A recent study in Nature Neuroscience conducted by Valorie Salimpoor and a team of Canadian researchers shows that before a song’s climax there is a spike in dopamine levels in the listener’s brain. Interestingly, this dopamine activity occurs mostly in the caudate, which is a part of the corpus striatum, the part of the brain that controls motor skills (and mediates the reward center for important stimuli like water or food). This is why, at the climax of songs, when dopamine is released, we get physical “chills.”
Although Beethoven obviously did not have this sort of science behind him when he was composing, he and Mozart, perhaps more than any other classical composers, seemed to take advantage of it. In the fifth movement of the aforementioned “String Quartet,” the note Beethoven begins with is a C-sharp, and he never repeats it, not once, until the very end. As both Meyer and the Salimpoor et al. show, the more Beethoven holds off from giving us the note we expect, the more we neurologically crave it, and, by the time he finally does give us the chord, our brain has been brimming with dopamine for so long that its eventual release affords us immense joy.

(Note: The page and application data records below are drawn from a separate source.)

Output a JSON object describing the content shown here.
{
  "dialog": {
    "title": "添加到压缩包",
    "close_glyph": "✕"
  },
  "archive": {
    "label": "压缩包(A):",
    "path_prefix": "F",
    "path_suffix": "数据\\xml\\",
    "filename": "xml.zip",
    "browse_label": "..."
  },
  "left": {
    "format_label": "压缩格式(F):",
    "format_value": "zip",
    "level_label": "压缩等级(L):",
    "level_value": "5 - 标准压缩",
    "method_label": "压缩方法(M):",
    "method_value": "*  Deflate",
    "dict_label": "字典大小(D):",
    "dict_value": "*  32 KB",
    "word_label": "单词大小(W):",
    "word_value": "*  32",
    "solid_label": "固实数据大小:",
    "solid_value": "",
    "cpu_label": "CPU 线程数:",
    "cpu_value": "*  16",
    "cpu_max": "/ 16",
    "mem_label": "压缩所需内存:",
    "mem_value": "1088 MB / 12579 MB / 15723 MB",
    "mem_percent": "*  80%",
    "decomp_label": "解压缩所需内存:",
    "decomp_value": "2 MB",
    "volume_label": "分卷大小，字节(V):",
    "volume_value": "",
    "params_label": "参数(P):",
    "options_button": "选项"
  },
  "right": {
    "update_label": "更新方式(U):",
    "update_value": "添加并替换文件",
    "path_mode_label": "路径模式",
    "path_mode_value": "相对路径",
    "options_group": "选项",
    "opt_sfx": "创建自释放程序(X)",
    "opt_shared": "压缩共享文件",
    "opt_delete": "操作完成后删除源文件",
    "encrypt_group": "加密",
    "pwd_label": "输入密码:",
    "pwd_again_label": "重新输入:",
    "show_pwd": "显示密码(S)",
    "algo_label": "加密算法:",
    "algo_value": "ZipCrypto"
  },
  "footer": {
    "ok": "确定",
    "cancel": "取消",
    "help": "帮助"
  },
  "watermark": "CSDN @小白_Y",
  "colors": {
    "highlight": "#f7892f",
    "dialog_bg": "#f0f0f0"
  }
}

Music riles all sorts of sentiments. It is an emotional intensifier, although not one that is always used for good. The Nazis had songs of inspiration. So too did many other nationalist groups, who relied on captivating the viscera of their followers. There are songs that violently threaten the police, songs that support racist groups that, perhaps without musical stimulation, would long ago have died out. Yet there are also songs that endeavor to spread peace and equality. There are songs of solidarity, and songs that have acted as rousing battle cries throughout history. And, as anyone who has ever sung a hymn knows, there are songs that encourage religious transcendence and connection with the divine.

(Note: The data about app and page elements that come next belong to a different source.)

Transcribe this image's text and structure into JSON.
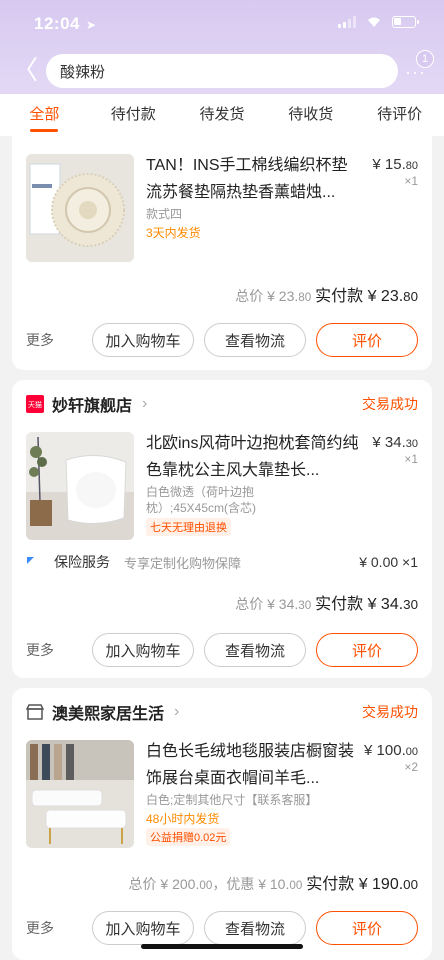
{
  "status_bar": {
    "time": "12:04"
  },
  "header": {
    "search_text": "酸辣粉",
    "badge_count": "1",
    "more_dots": "···"
  },
  "tabs": [
    {
      "label": "全部",
      "active": true
    },
    {
      "label": "待付款"
    },
    {
      "label": "待发货"
    },
    {
      "label": "待收货"
    },
    {
      "label": "待评价"
    }
  ],
  "orders": [
    {
      "title": "TAN！INS手工棉线编织杯垫流苏餐垫隔热垫香薰蜡烛...",
      "price_main": "¥ 15.",
      "price_dec": "80",
      "qty": "×1",
      "spec": "款式四",
      "shipping": "3天内发货",
      "total_label": "总价",
      "total_main": "¥ 23.",
      "total_dec": "80",
      "paid_label": "实付款",
      "paid_main": "¥ 23.",
      "paid_dec": "80",
      "actions": {
        "more": "更多",
        "cart": "加入购物车",
        "logistics": "查看物流",
        "review": "评价"
      }
    },
    {
      "shop_name": "妙轩旗舰店",
      "shop_logo": "天猫",
      "status": "交易成功",
      "title": "北欧ins风荷叶边抱枕套简约纯色靠枕公主风大靠垫长...",
      "price_main": "¥ 34.",
      "price_dec": "30",
      "qty": "×1",
      "spec": "白色微透（荷叶边抱枕）;45X45cm(含芯)",
      "tag": "七天无理由退换",
      "service_label": "保险服务",
      "service_desc": "专享定制化购物保障",
      "service_price": "¥ 0.00 ×1",
      "total_label": "总价",
      "total_main": "¥ 34.",
      "total_dec": "30",
      "paid_label": "实付款",
      "paid_main": "¥ 34.",
      "paid_dec": "30",
      "actions": {
        "more": "更多",
        "cart": "加入购物车",
        "logistics": "查看物流",
        "review": "评价"
      }
    },
    {
      "shop_name": "澳美熙家居生活",
      "status": "交易成功",
      "title": "白色长毛绒地毯服装店橱窗装饰展台桌面衣帽间羊毛...",
      "price_main": "¥ 100.",
      "price_dec": "00",
      "qty": "×2",
      "spec": "白色;定制其他尺寸【联系客服】",
      "shipping": "48小时内发货",
      "tag": "公益捐赠0.02元",
      "total_label": "总价",
      "total_main": "¥ 200.",
      "total_dec": "00",
      "discount_label": "，优惠",
      "discount_main": "¥ 10.",
      "discount_dec": "00",
      "paid_label": "实付款",
      "paid_main": "¥ 190.",
      "paid_dec": "00",
      "actions": {
        "more": "更多",
        "cart": "加入购物车",
        "logistics": "查看物流",
        "review": "评价"
      }
    }
  ],
  "colors": {
    "accent": "#ff5000",
    "header_bg": "#d7c9f0",
    "ship_color": "#ff8a00"
  }
}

Although it often seems like this generation is a predominately secular one, Princeton sociologist Robert Wuthnow points out in his new book, All in Sync, that participation in American religion actually remained about the same throughout the twentieth century. There are of course obvious reasons for this religious status quo: people tend to follow similar life paths as their parents, religion is comforting and inspiring, it lends purpose in a seemingly meaningless world, etc. Yet, perhaps the most underrated reason for why the main religions continue to stick around so much even in a post-Renaissance world, a world where Nietzsche proclaimed, “God is dead,” is thanks to experiences like the one Spufford had in that London café.

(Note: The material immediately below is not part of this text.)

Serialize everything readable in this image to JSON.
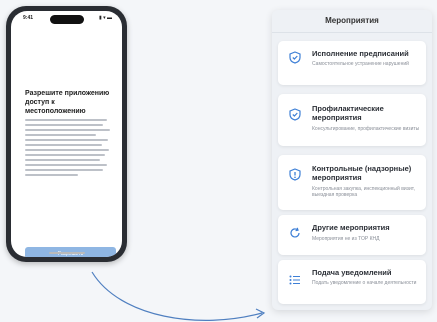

The way our brain is wired means that music holds sway over our feelings perhaps more than any other emotional appeal – more than a great speech, a stirring painting, even a book that purports to prove the existence of the divine. Is music and the neuroscience behind it responsible for the emotions that make us feel transcendental, deeply peaceful, even spiritual? If so, does that somehow cheapen these religious experiences?
Well, that depends on your definition of religious belief. Must everything come directly from the divine, or can religious belief actually be predicated not on a god, but instead on human emotions?
As Spufford concludes, “It is still a mistake to suppose that it is assent to the propositions that makes you a believer. It is the feelings that are primary. I assent to the ideas because I have the feelings; I don’t have the feelings because I’ve assented to the ideas.”